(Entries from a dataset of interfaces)
-*-*-

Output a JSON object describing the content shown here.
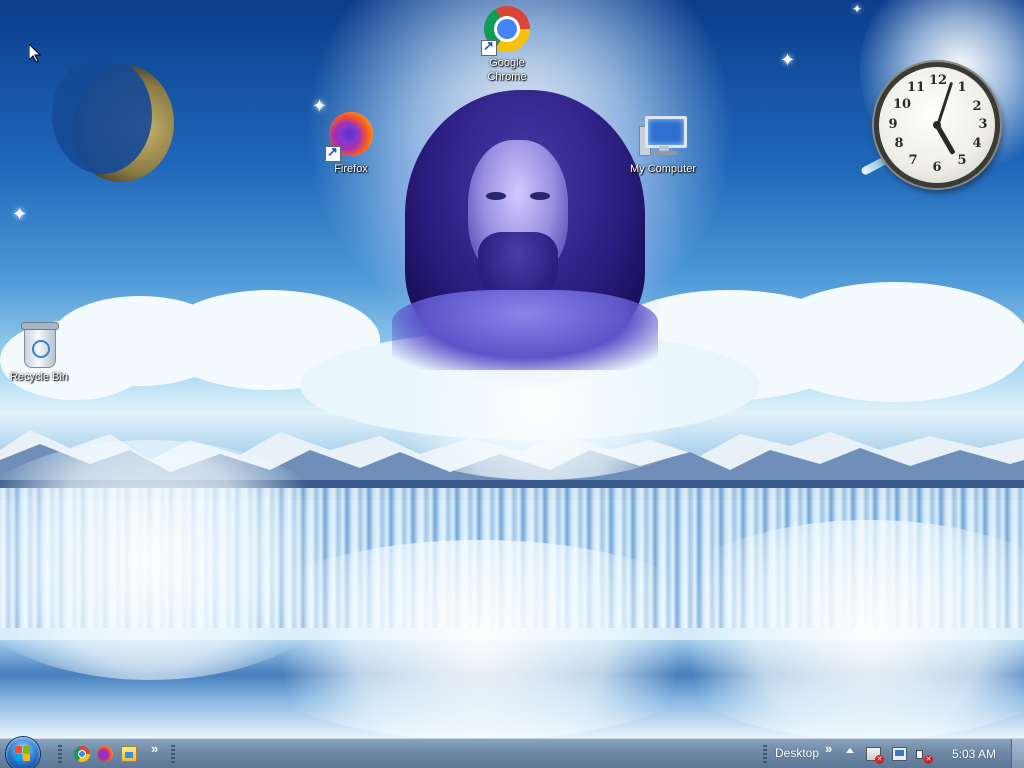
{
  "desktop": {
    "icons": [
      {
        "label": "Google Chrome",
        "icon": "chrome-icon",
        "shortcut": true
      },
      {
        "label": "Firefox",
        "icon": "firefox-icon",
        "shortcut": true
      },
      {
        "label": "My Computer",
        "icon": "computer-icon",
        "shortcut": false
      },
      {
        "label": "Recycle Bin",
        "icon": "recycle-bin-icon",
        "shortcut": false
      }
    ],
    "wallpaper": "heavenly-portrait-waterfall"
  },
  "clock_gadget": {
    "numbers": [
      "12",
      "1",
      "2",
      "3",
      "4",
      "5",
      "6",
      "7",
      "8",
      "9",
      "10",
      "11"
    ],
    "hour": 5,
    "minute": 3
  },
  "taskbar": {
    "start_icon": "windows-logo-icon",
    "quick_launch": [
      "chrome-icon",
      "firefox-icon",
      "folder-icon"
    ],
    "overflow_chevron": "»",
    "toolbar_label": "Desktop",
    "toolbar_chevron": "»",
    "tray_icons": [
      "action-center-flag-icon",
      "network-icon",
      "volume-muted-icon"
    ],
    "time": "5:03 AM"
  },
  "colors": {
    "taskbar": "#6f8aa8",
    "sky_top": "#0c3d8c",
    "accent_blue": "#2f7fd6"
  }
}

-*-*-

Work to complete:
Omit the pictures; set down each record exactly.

Answer below:
Output a JSON object describing the content shown here.
{
  "desktop": {
    "icons": [
      {
        "label": "Google Chrome",
        "icon": "chrome-icon",
        "shortcut": true
      },
      {
        "label": "Firefox",
        "icon": "firefox-icon",
        "shortcut": true
      },
      {
        "label": "My Computer",
        "icon": "computer-icon",
        "shortcut": false
      },
      {
        "label": "Recycle Bin",
        "icon": "recycle-bin-icon",
        "shortcut": false
      }
    ],
    "wallpaper": "heavenly-portrait-waterfall"
  },
  "clock_gadget": {
    "numbers": [
      "12",
      "1",
      "2",
      "3",
      "4",
      "5",
      "6",
      "7",
      "8",
      "9",
      "10",
      "11"
    ],
    "hour": 5,
    "minute": 3
  },
  "taskbar": {
    "start_icon": "windows-logo-icon",
    "quick_launch": [
      "chrome-icon",
      "firefox-icon",
      "folder-icon"
    ],
    "overflow_chevron": "»",
    "toolbar_label": "Desktop",
    "toolbar_chevron": "»",
    "tray_icons": [
      "action-center-flag-icon",
      "network-icon",
      "volume-muted-icon"
    ],
    "time": "5:03 AM"
  },
  "colors": {
    "taskbar": "#6f8aa8",
    "sky_top": "#0c3d8c",
    "accent_blue": "#2f7fd6"
  }
}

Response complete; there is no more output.